(Saved data entries)
Content starts

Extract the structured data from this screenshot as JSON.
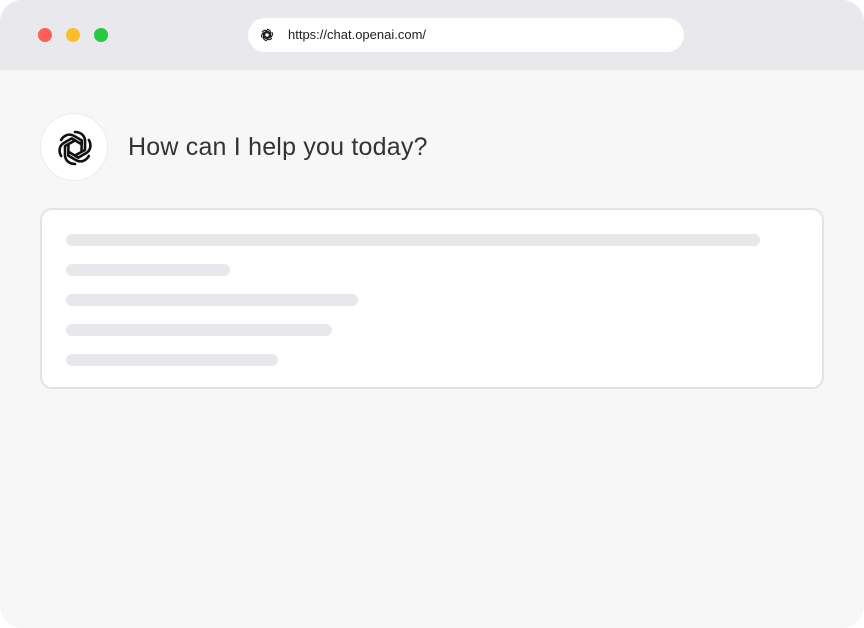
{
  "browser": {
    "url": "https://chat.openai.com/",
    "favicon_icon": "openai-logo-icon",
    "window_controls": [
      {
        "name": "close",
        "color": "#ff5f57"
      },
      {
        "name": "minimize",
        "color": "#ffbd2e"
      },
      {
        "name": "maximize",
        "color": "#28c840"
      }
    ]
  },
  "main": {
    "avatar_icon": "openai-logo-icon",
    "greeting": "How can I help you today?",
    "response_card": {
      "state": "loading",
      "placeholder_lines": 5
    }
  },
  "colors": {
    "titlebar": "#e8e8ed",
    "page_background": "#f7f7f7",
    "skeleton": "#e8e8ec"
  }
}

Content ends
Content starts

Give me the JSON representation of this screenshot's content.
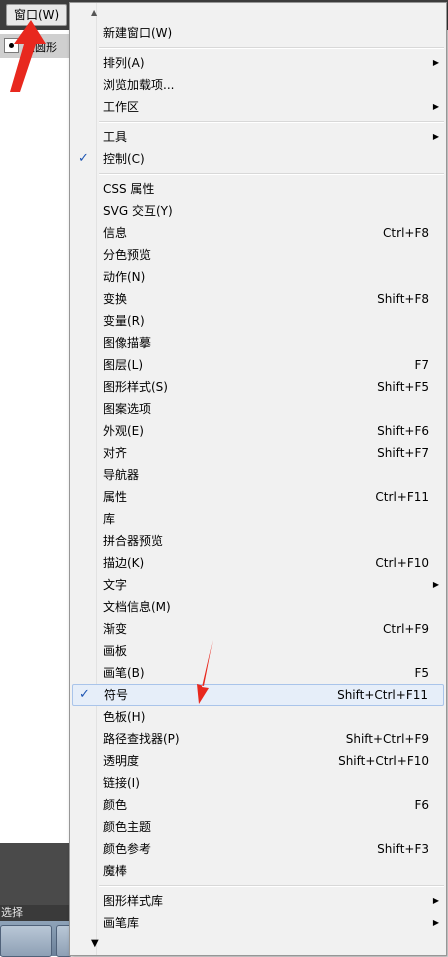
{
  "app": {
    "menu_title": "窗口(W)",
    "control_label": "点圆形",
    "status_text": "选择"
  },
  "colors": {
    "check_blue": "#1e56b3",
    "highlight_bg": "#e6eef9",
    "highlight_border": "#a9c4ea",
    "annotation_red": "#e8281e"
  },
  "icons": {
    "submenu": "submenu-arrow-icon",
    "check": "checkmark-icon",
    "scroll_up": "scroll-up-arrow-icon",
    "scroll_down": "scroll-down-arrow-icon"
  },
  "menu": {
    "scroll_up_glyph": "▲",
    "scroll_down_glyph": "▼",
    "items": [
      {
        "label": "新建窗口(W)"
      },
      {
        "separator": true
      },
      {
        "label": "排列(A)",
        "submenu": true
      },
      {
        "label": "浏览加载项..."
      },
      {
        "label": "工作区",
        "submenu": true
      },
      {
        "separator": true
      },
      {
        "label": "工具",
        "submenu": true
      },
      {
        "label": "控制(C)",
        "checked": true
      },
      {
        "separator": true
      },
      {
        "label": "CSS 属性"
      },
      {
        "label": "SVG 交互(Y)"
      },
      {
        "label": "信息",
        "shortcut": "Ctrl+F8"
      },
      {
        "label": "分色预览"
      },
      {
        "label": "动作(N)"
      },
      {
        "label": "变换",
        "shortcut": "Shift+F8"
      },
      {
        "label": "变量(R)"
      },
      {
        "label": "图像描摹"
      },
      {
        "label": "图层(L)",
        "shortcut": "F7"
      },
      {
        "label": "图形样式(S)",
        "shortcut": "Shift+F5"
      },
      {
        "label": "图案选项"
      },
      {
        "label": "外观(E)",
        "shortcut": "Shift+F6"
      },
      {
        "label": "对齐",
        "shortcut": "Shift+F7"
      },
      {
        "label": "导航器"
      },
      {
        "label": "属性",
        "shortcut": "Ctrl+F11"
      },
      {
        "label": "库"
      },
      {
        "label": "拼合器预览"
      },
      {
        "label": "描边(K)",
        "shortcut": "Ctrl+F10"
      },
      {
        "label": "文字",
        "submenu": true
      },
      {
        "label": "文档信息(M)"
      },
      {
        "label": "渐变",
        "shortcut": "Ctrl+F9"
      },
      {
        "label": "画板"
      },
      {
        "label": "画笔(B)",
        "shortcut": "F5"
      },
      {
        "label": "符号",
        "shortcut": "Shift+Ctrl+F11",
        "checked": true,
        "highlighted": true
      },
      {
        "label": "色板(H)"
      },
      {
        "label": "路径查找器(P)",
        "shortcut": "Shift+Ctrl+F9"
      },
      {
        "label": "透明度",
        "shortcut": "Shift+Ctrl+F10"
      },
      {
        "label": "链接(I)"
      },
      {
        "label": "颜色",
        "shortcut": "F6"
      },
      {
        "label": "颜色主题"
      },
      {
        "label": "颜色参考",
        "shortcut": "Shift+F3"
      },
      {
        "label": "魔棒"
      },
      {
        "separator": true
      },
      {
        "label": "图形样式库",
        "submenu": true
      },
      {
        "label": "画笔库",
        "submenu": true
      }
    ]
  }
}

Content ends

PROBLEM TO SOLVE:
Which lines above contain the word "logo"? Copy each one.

REPLY TO THE EXERCISE:
    "favicon_icon": "openai-logo-icon",
    "avatar_icon": "openai-logo-icon",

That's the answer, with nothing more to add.